2 tbsps roughly chopped mint

1 tbsp roughly chopped dill

sea salt and pepper to taste

Place bulghur and water in a pot and place on high heat. Once water comes to a boil, turn heat down and let simmer until bulghur is cooked. Drain if necessary and place cooked bulghur in a bowl. Add the remaining ingredients, mix well and season.

Adapted from Casa Moro by Sam and Sam Clark

beet soup
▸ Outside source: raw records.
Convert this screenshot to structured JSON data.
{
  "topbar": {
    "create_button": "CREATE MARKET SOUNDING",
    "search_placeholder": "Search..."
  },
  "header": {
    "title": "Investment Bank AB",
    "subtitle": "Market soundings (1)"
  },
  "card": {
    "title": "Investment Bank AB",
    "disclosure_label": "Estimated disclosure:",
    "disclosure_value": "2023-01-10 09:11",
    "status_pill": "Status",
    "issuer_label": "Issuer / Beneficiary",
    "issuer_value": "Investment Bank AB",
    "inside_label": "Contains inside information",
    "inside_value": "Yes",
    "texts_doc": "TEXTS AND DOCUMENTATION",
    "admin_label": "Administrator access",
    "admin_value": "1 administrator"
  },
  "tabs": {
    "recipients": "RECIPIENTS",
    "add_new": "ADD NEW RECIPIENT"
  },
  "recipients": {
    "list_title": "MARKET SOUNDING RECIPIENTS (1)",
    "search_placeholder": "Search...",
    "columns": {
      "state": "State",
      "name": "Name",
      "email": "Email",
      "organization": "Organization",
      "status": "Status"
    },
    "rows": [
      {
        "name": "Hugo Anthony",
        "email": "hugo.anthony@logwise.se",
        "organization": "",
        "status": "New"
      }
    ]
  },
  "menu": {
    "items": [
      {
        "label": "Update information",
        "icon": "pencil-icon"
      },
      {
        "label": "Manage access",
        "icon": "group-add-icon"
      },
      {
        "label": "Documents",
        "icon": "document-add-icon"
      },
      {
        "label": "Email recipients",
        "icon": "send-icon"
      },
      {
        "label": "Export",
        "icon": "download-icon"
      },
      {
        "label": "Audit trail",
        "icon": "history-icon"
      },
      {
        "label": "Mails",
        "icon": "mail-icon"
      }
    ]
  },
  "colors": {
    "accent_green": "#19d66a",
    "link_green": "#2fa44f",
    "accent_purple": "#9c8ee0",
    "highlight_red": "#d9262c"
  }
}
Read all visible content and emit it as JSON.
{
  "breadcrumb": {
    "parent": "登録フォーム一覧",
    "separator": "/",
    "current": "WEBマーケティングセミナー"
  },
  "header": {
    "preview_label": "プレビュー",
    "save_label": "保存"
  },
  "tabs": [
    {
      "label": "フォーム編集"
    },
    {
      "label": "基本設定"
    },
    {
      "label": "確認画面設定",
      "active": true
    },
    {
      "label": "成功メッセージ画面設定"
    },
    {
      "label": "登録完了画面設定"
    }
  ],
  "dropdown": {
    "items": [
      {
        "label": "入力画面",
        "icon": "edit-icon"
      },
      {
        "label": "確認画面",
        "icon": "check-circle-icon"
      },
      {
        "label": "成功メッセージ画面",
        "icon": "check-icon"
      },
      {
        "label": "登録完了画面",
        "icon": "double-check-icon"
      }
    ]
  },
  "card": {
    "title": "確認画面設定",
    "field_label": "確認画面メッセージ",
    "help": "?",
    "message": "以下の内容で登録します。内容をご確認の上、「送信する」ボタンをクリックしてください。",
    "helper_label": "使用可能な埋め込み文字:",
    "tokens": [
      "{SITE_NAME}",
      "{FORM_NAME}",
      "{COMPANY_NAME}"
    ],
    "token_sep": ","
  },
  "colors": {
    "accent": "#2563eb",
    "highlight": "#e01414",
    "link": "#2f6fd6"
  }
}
This is a recipe I found in Epicurious magazine. It called to me on this wintry day because soups are so hearty and warming, and beets so nourishing, and coconut milk and ginger so tasty together. It seemed the perfect concoction on a cold, snowy day. I used chioggia beets – also known as candy cane beets – which are an heirloom beet from the 19th century from the town of chioggia near Venice. You can use any beet you find or have or desire. The colour will change but the taste will be as earthy and sweet regardless.

1 tbsp olive oil

1 large yellow onion, diced

3 cloves garlic, finely chopped

1 tbsp finely chopped ginger

4 large red beets, peeled and cut into 1/4-inch pieces

4 cups vegetable stock

1 can (14.5 ounces) coconut milk

1/2 tsp fine sea salt

1/4 tsp freshly ground black pepper

parsley, minced for garnish

In a large pot, heat oil over medium heat. Sauté onion, 5 minutes. Add garlic and ginger; cook, stirring often, 5 minutes. Add beets and stock; bring to a boil, then reduce heat and simmer until beets are fork-tender, 20 minutes. With an immersion or regular blender, purée soup. Return to pot. Stir in coconut milk, salt and pepper. Garnish with parsley. Serve hot with some crusty bread.